My next door neighbour, the renowned Gills fan, has been remarkably quiet following this great escape - perhaps he is still savouring the moment or possibly still under sedation - but it shows the touch of class which Gills fans have in accepting those twin impostors of triumph and disaster with restraint and moderation.
Sadly, but perhaps predictably, the same cannot be said of Portsmouth, who, despite the rise of Bournemouth and Brighton, still consider themselves to be the Saints` main south coast rivals. Now, Portsmouth have just secured promotion from that same Division Four back to League One, which is seen by the club and their supporters as a sporting achievement that warrants an open top bus parade through the streets. This was the scene as Portsmouth once again displayed the kind of class for which they are themselves renowned.........
Maybe, as they will be in the same division next season, they will get some helpful advice from Gillingham as to how to go about this sort of thing........
MAYDAY, MAYDAY..... "With the merry ring, adieu the merry spring, For summer is acome unto day, How happy is the little bird that merrily doth sing, In the merry morning of May."
Well, it`s the first of May and I look out of my window and it`s raining, grey, dull and a measly 12 degrees. Bit never mind, the good folk of Padstow in Cornwall have been up all night celebrating adieu to the merry spring and the little bird is happy now that summer is acome unto day. The origin of the Padstow May Day celebrations are lost in the mists of time but each year they provide a raucous, passionate glimpse if what it means, especially for curmudgeons like me, to know that summer is on the way. There`s no way I can hope to do justice to the traditions of Padstow and the Obby Oss, but here`s a short video of what it`s about:-
There`s no denying that the music of the day song and the night song is both haunting and hypnotising and the more I hear it the more compelling it becomes.
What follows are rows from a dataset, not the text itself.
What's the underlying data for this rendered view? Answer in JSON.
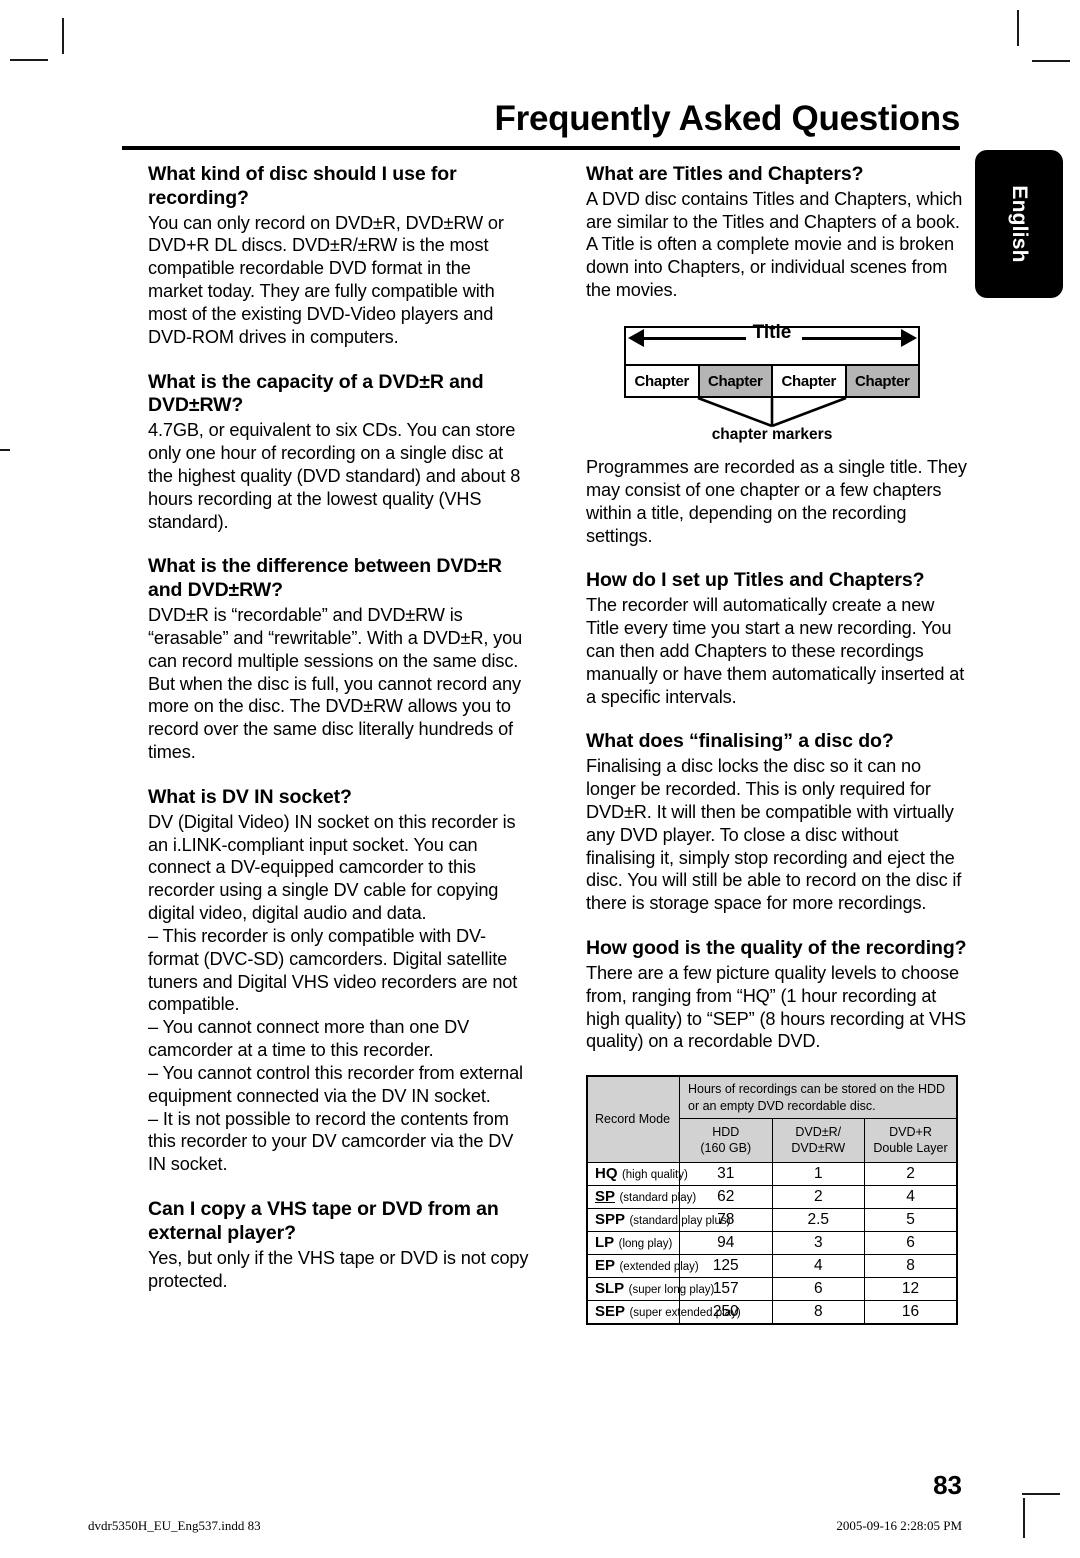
{
  "header": {
    "title": "Frequently Asked Questions",
    "language_tab": "English"
  },
  "left_column": {
    "sections": [
      {
        "question": "What kind of disc should I use for recording?",
        "answer": "You can only record on DVD±R, DVD±RW or DVD+R DL discs. DVD±R/±RW is the most compatible recordable DVD format in the market today. They are fully compatible with most of the existing DVD-Video players and DVD-ROM drives in computers."
      },
      {
        "question": "What is the capacity of a DVD±R and DVD±RW?",
        "answer": "4.7GB, or equivalent to six CDs. You can store only one hour of recording on a single disc at the highest quality (DVD standard) and about 8 hours recording at the lowest quality (VHS standard)."
      },
      {
        "question": "What is the difference between DVD±R and DVD±RW?",
        "answer": "DVD±R is “recordable” and DVD±RW is “erasable” and “rewritable”. With a DVD±R, you can record multiple sessions on the same disc. But when the disc is full, you cannot record any more on the disc. The DVD±RW allows you to record over the same disc literally hundreds of times."
      },
      {
        "question": "What is DV IN socket?",
        "answer": "DV (Digital Video) IN socket on this recorder is an i.LINK-compliant input socket. You can connect a DV-equipped camcorder to this recorder using a single DV cable for copying digital video, digital audio and data.",
        "dashes": [
          "–  This recorder is only compatible with DV-format (DVC-SD) camcorders. Digital satellite tuners and Digital VHS video recorders are not compatible.",
          "–  You cannot connect more than one DV camcorder at a time to this recorder.",
          "–  You cannot control this recorder from external equipment connected via the DV IN socket.",
          "–  It is not possible to record the contents from this recorder to your DV camcorder via the DV IN socket."
        ]
      },
      {
        "question": "Can I copy a VHS tape or DVD from an external player?",
        "answer": "Yes, but only if the VHS tape or DVD is not copy protected."
      }
    ]
  },
  "right_column": {
    "sections": [
      {
        "question": "What are Titles and Chapters?",
        "answer": "A DVD disc contains Titles and Chapters, which are similar to the Titles and Chapters of a book.  A Title is often a complete movie and is broken down into Chapters, or individual scenes from the movies."
      },
      {
        "answer": "Programmes are recorded as a single title. They may consist of one chapter or a few chapters within a title, depending on the recording settings."
      },
      {
        "question": "How do I set up Titles and Chapters?",
        "answer": "The recorder will automatically create a new Title every time you start a new recording. You can then add Chapters to these recordings manually or have them automatically inserted at a specific intervals."
      },
      {
        "question": "What does “finalising” a disc do?",
        "answer": "Finalising a disc locks the disc so it can no longer be recorded. This is only required for DVD±R. It will then be compatible with virtually any DVD player. To close a disc without finalising it, simply stop recording and eject the disc. You will still be able to record on the disc if there is storage space for more recordings."
      },
      {
        "question": "How good is the quality of the recording?",
        "answer": "There are a few picture quality levels to choose from, ranging from “HQ” (1 hour recording at high quality) to “SEP” (8 hours recording at VHS quality) on a recordable DVD."
      }
    ]
  },
  "diagram": {
    "title_label": "Title",
    "chapters": [
      "Chapter",
      "Chapter",
      "Chapter",
      "Chapter"
    ],
    "markers_label": "chapter markers"
  },
  "record_table": {
    "col_record_mode": "Record Mode",
    "col_hours_header": "Hours of recordings can be stored on the HDD or an empty DVD recordable disc.",
    "subheaders": [
      "HDD\n(160 GB)",
      "DVD±R/\nDVD±RW",
      "DVD+R\nDouble Layer"
    ],
    "sub_hdd_line1": "HDD",
    "sub_hdd_line2": "(160 GB)",
    "sub_dvdr_line1": "DVD±R/",
    "sub_dvdr_line2": "DVD±RW",
    "sub_dl_line1": "DVD+R",
    "sub_dl_line2": "Double Layer",
    "rows": [
      {
        "abbr": "HQ",
        "full": "(high quality)",
        "hdd": "31",
        "dvd": "1",
        "dl": "2",
        "underline": false
      },
      {
        "abbr": "SP",
        "full": "(standard play)",
        "hdd": "62",
        "dvd": "2",
        "dl": "4",
        "underline": true
      },
      {
        "abbr": "SPP",
        "full": "(standard play plus)",
        "hdd": "78",
        "dvd": "2.5",
        "dl": "5",
        "underline": false
      },
      {
        "abbr": "LP",
        "full": "(long play)",
        "hdd": "94",
        "dvd": "3",
        "dl": "6",
        "underline": false
      },
      {
        "abbr": "EP",
        "full": "(extended play)",
        "hdd": "125",
        "dvd": "4",
        "dl": "8",
        "underline": false
      },
      {
        "abbr": "SLP",
        "full": "(super long play)",
        "hdd": "157",
        "dvd": "6",
        "dl": "12",
        "underline": false
      },
      {
        "abbr": "SEP",
        "full": "(super extended play)",
        "hdd": "250",
        "dvd": "8",
        "dl": "16",
        "underline": false
      }
    ]
  },
  "page_number": "83",
  "footer": {
    "left": "dvdr5350H_EU_Eng537.indd   83",
    "right": "2005-09-16   2:28:05 PM"
  }
}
So here`s a longer version which perhaps captures the real atmosphere and charm of being part of it all.......
All of which makes me wish I had stayed in Cornwall for a bit longer rather than coming home last Thursday to deepest Kent with its dull, grey, rainy 12 degrees and its May Day `travellers` gumming up our village green..